The list of Republican contenders is likely to grow. One potentially strong vote-getter is Lt. Gov. David Dewhurst. Not only does he have significant name ID from his prior statewide elections as land commissioner and lieutenant governor, he is very wealthy and could finance a strong campaign. He has given no indication what he will do. He could seek re-election to his current job in 2010, a fairly safe ambition; jump into the governor’s race -- unlikely since there are already two powerful Republican figures in that contest, Hutchison and incumbent Gov. Rick Perry; or run for the US Senate.
Other GOPers are also frequently mentioned as candidates for Hutchison’s US Senate seat, even though they have given no indication that they plan to run. These include Railroad Commissioner Michael Williams (R). As an African American, he would have no racial base in the Republican Primary; however, he might well appeal to GOPers who want to see their party broaden its appeal. US Rep. Kay Granger (R) of Fort Worth and Attorney General Greg Abbott (R) are also potential senate candidates.
On the Democratic side, former state Comptroller John Sharp announced last week that he plans to run for the senate. He generally positions himself as a moderate to conservative Democrat. Sharp is a former Texas Railroad Commissioner and a former state legislator. He has, however, run statewide twice in the past -- for lieutenant governor in 1998 and 2002 -- and lost both times. In addition, Houston Mayor Bill White is expected to announce his Senate candidacy early this week, perhaps Monday. White has a non-partisan image, in part, as Kronberg says, because “he shepherded Houston through two hurricanes.” His pro-life stance on abortion might give him difficulties in the Democratic Primary. Former Dallas Mayor Ron Kirk (D), who lost (43%) a US Senate bid in 2002, also gets mentioned; however, he is also on the short list for Secretary of Transportation in the Obama Administration.
While both Sharp and White bring some assets to the table, Texas is still a pretty solid Republican state. Recent trends have favored the Democrats, but barring a surprise development, the GOP nominee will certainly be the early favorite.
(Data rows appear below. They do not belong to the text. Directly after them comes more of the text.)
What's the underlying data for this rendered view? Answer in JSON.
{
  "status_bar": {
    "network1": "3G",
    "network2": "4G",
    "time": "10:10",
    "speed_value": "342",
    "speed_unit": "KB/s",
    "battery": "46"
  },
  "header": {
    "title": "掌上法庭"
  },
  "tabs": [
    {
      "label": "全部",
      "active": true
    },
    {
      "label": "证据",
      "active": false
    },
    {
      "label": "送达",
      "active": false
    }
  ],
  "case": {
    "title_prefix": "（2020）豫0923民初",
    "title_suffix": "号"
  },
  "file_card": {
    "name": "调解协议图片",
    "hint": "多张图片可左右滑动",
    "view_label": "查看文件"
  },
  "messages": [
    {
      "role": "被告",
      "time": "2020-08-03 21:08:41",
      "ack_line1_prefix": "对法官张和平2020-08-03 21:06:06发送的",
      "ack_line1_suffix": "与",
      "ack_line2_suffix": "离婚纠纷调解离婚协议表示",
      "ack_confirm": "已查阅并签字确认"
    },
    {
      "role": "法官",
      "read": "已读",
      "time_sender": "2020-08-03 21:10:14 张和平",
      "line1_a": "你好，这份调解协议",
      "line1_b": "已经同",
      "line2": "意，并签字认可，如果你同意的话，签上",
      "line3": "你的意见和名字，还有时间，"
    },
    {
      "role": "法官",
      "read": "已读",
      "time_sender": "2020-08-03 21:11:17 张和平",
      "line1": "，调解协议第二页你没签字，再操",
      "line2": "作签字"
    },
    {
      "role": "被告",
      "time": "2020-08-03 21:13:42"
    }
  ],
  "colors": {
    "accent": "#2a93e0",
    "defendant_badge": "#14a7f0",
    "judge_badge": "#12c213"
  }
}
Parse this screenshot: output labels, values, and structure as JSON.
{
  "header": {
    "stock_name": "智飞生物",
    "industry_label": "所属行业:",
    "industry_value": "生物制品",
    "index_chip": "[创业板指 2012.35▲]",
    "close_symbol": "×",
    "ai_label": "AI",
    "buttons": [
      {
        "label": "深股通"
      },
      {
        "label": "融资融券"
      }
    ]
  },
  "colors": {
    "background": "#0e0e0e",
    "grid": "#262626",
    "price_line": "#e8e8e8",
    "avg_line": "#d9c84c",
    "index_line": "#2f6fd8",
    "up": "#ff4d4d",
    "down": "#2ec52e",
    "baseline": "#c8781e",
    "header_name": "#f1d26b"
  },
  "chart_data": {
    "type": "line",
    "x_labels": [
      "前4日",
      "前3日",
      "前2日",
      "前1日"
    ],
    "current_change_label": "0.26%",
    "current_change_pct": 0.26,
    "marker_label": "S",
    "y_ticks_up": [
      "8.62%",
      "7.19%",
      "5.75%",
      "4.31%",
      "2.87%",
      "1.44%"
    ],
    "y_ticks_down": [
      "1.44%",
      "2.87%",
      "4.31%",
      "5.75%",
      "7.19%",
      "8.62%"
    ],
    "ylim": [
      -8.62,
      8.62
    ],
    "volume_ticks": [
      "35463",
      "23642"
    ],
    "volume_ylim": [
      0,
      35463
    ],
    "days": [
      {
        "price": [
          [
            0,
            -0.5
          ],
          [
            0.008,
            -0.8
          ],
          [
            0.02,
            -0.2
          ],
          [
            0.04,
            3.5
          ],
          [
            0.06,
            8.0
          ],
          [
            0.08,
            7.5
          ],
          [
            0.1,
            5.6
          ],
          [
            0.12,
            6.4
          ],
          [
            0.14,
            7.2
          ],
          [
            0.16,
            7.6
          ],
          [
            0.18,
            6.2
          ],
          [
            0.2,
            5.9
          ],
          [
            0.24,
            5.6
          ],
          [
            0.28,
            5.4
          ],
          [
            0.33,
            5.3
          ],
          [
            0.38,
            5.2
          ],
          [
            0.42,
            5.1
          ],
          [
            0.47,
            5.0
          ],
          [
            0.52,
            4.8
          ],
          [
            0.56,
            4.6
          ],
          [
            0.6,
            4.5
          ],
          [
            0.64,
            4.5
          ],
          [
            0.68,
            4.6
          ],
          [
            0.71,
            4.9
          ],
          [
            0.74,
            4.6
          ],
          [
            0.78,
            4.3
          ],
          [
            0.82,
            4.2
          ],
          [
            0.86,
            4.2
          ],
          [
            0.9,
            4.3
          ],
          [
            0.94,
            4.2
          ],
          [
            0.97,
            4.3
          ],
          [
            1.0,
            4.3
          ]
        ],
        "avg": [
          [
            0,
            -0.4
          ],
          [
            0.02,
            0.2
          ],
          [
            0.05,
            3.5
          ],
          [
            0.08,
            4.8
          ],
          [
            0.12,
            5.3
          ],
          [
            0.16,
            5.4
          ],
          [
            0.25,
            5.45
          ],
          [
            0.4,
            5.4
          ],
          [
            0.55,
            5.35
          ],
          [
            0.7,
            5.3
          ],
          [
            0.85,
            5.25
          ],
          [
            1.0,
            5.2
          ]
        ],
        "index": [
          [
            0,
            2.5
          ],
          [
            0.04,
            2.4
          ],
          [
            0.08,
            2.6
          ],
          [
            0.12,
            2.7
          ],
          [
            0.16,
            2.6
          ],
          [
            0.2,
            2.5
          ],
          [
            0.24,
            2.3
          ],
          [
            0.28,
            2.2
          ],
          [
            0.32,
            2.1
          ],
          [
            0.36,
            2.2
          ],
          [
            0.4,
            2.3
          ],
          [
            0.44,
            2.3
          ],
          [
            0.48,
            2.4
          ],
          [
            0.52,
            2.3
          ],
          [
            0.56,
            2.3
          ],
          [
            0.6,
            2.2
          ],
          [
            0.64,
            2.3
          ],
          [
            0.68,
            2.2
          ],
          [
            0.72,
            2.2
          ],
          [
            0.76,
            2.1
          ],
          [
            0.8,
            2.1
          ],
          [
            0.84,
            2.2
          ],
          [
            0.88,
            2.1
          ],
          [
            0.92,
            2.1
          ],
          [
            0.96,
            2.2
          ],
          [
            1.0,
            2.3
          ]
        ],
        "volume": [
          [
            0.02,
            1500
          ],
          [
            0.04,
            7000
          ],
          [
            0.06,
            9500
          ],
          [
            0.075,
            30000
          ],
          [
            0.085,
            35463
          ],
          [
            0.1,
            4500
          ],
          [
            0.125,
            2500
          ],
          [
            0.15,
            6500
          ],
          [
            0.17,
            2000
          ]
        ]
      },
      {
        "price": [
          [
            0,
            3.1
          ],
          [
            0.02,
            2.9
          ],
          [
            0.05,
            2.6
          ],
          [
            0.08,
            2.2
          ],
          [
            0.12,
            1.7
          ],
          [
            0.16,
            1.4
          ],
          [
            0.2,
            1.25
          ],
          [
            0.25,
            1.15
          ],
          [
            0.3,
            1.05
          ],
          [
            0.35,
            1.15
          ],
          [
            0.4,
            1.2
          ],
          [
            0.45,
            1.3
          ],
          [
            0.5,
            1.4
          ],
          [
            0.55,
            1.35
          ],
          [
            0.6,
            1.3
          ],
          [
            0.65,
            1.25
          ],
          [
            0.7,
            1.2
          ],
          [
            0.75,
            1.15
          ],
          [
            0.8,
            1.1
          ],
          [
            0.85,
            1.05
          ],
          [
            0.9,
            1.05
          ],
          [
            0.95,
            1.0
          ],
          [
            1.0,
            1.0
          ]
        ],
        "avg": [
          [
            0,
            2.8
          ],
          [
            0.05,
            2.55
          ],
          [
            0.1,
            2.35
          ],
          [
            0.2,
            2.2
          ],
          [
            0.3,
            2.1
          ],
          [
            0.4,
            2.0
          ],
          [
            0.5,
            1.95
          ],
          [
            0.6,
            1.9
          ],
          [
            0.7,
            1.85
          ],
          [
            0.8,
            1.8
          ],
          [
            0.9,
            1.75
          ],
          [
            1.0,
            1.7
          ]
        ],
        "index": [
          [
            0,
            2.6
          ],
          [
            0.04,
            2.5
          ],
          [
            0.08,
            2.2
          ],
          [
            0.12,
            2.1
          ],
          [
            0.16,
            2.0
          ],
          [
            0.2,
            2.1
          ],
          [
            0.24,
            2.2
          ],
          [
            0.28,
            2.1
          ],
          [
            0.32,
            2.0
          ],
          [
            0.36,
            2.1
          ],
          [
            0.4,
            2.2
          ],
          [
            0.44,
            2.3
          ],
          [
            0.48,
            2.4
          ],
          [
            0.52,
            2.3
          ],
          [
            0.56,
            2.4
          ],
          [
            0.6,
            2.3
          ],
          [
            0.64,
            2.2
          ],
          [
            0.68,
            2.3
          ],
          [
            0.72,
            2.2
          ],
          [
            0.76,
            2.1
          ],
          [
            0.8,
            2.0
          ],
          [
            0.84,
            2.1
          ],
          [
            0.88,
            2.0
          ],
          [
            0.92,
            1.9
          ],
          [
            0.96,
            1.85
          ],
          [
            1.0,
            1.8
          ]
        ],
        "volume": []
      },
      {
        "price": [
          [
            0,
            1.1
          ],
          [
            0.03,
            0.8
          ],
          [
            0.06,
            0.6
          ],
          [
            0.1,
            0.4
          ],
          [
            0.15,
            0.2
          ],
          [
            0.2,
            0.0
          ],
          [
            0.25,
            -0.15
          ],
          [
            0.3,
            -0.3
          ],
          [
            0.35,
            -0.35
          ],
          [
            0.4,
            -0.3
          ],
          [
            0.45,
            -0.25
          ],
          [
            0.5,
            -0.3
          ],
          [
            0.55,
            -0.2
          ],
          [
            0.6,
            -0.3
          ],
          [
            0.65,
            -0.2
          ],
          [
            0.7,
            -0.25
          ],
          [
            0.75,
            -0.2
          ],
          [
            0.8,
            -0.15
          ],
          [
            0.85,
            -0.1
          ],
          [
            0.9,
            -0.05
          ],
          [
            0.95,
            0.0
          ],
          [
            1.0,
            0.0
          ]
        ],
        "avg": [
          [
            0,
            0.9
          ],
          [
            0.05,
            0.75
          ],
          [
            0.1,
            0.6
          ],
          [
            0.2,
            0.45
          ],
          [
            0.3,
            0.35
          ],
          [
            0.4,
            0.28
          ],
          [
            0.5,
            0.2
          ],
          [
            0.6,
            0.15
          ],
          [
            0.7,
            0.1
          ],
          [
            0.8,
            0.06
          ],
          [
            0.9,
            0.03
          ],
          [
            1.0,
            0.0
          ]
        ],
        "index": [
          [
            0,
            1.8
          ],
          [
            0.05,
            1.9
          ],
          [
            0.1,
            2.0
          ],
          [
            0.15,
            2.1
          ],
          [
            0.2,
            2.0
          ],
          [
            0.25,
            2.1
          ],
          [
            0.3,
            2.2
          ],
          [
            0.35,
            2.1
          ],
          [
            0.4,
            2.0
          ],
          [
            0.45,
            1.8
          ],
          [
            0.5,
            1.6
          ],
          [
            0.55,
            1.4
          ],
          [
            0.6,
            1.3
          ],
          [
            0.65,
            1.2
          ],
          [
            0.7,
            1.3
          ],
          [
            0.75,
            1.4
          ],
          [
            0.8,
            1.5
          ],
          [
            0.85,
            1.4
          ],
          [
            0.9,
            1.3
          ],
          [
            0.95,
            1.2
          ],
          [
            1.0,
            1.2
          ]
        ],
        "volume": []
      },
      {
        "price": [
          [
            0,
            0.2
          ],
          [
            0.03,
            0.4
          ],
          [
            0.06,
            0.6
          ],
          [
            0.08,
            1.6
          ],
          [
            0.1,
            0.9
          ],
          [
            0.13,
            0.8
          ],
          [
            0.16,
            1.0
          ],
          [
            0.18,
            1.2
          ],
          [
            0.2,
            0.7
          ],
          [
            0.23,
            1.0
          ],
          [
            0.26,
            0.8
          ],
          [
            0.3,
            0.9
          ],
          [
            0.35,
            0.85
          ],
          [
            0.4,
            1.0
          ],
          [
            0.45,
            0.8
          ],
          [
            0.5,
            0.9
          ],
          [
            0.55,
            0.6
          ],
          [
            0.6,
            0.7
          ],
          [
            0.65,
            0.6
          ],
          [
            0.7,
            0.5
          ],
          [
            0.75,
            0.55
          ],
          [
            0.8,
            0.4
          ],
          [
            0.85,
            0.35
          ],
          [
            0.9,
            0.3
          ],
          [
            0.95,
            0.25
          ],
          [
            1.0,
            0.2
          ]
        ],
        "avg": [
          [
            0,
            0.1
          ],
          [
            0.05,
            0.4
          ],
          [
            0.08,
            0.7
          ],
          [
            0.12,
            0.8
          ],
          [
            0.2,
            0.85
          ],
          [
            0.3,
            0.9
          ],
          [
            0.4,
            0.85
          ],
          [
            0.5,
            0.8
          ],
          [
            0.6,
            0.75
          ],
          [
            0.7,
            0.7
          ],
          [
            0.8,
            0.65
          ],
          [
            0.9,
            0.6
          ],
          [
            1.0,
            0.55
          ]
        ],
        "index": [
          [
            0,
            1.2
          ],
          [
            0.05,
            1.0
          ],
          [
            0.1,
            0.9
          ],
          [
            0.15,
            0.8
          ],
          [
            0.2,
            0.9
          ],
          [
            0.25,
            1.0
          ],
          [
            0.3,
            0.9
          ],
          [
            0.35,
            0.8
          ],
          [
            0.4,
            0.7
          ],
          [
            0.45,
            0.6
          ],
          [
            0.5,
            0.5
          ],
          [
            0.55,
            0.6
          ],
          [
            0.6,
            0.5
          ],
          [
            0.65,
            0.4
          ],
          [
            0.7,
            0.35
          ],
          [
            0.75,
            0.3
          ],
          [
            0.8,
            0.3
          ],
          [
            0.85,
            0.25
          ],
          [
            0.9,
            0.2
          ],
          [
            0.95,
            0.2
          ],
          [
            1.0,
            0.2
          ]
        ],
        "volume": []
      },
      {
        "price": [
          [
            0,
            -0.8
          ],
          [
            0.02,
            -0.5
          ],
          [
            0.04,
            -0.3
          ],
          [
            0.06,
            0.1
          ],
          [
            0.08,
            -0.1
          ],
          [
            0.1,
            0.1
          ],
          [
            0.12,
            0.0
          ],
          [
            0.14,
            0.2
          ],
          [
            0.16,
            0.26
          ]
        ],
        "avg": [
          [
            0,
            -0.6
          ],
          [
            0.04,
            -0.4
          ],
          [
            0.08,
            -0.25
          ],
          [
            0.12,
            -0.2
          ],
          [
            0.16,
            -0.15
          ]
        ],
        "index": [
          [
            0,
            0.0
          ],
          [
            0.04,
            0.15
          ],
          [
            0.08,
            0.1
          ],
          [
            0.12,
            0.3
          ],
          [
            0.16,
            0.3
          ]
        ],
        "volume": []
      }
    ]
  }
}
While Hutchison doesn’t come up for re-election until 2012, Texas elects a governor in 2010. Hutchison doesn’t have to resign until after the gubernatorial primary or election, thus assuring that she has a job in the event she loses her bid for governor. If she doesn’t resign until after the 2010 election, there would be no special election. Perry could appoint a senator for a two-year term and the Senate election would be held in 2012. Hutchison has said she will run for governor, but she has also said she has no plans to resign her Senate seat, but might toward the end of 2010. There is discussion of the range of scenarios involving the exact timing of her stepping down, but the various contenders gearing up now believe she will resign in time for a special election in 2010. “She’s really eager to get out of [Washington],” avows one insider.